For each general education course area, students will be allowed to choose a course from the below list of courses to be offered. However, within each area, at least 25% of the course materials should cover concepts, topics, and learning outcomes that are common to the area. These general education courses run throughout all 4 years. It must be pointed out that courses taken to fulfil general education requirement will not be counted towards the major, minor, distribution/diversity or free elective requirements.

General Education
No. of
General Education CoursesSuggested Year of Study
I. Language and Communication
1. English Language*6Year 1
2. Chinese/Foreign Language*3Year 1
3. Communication3Year 3 to 4
II. Science and Information Technology
4. Mathematics/Quantitative Reasoning3Year 1 to 2
5. Information Technology and Knowledge Society3Year 1 to 2
6. Physical Science and the World3Any Year
7. Life Science, Health and the Human Condition3Year 2 to 4
III. Society and Culture
8. World Histories and Cultures3Year 2 to 4
9. Macao, China and other Societies3Year 2 to 4
10. Values, Ethics and Meaning of Life3Year 2 to 4
IV. Self-Development
11. Physical Education (Pass or Fail)1Any Year
12. Visual and Performing Arts (Pass or Fail)2Year 2 to 4
13. University Life (Pass or Fail)0Year 1
* Students will be assigned to different levels of courses depending on their prior achievements or assessment results in the respective area before enrollment.

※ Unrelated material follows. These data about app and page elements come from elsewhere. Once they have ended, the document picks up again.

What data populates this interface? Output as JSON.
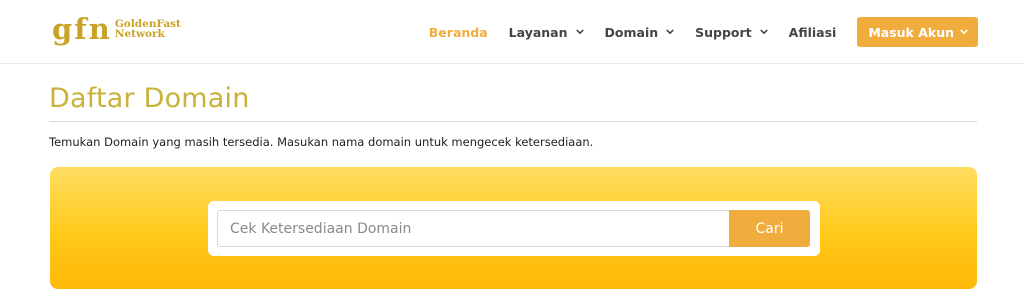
{
  "logo": {
    "mark": "gfn",
    "line1": "GoldenFast",
    "line2": "Network"
  },
  "nav": {
    "items": [
      {
        "label": "Beranda",
        "dropdown": false,
        "active": true
      },
      {
        "label": "Layanan",
        "dropdown": true,
        "active": false
      },
      {
        "label": "Domain",
        "dropdown": true,
        "active": false
      },
      {
        "label": "Support",
        "dropdown": true,
        "active": false
      },
      {
        "label": "Afiliasi",
        "dropdown": false,
        "active": false
      }
    ],
    "login_label": "Masuk Akun"
  },
  "page": {
    "title": "Daftar Domain",
    "intro": "Temukan Domain yang masih tersedia. Masukan nama domain untuk mengecek ketersediaan."
  },
  "search": {
    "value": "",
    "placeholder": "Cek Ketersediaan Domain",
    "button_label": "Cari"
  },
  "colors": {
    "accent": "#f0ad3e",
    "title": "#c9b13a",
    "logo": "#c9a227",
    "panel_top": "#ffdd62",
    "panel_bottom": "#ffb808"
  }
}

In addition, some approved courses are allowed to fulfil part of the university-wide general education requirements by equivalent foundation or preparative courses. Each student is required to take at least 20 out of the 36 prescribed specific general education credit requirements. With prior approval, the remaining 16 general education credit can be substituted by their Year 1 and Year 2 equivalent major prerequisite/foundation/preparative courses.

The following pedagogical and assessment issues should be taken into account when designing and delivering GE courses:

  1. GE courses should be seen as inter-related and integrated. They are not simply introductory courses to a discipline. They should contribute to many of the intended learning outcomes.
  2. Their design should be cross-disciplinary, student-centred, learning outcome-based, inquiry-oriented, action-driven, and related to the students’ life and society.
  3. Innovative pedagogy and assessment methods are strongly encouraged to enable interactive learning to take place. Information technology and web-based resources could be explored to supplement/integrate with traditional face-to-face learning.
  4. Teaching general education is about determining the minimum common knowledge that all UM undergraduate students will possess after graduation and the enduring understandings that they will take away from the courses. Teachers should address the questions of “If this is the only course that the students are ever going to take in this area, what should they learn? And how will they gain enduring understandings and the ability to appreciate and value knowledge in this discipline area?”
  5. GE courses should encourage students to learn. They should expose our students to a way of thinking, and encourage them to be able to transfer skills, knowledge and values from one domain of knowledge to another.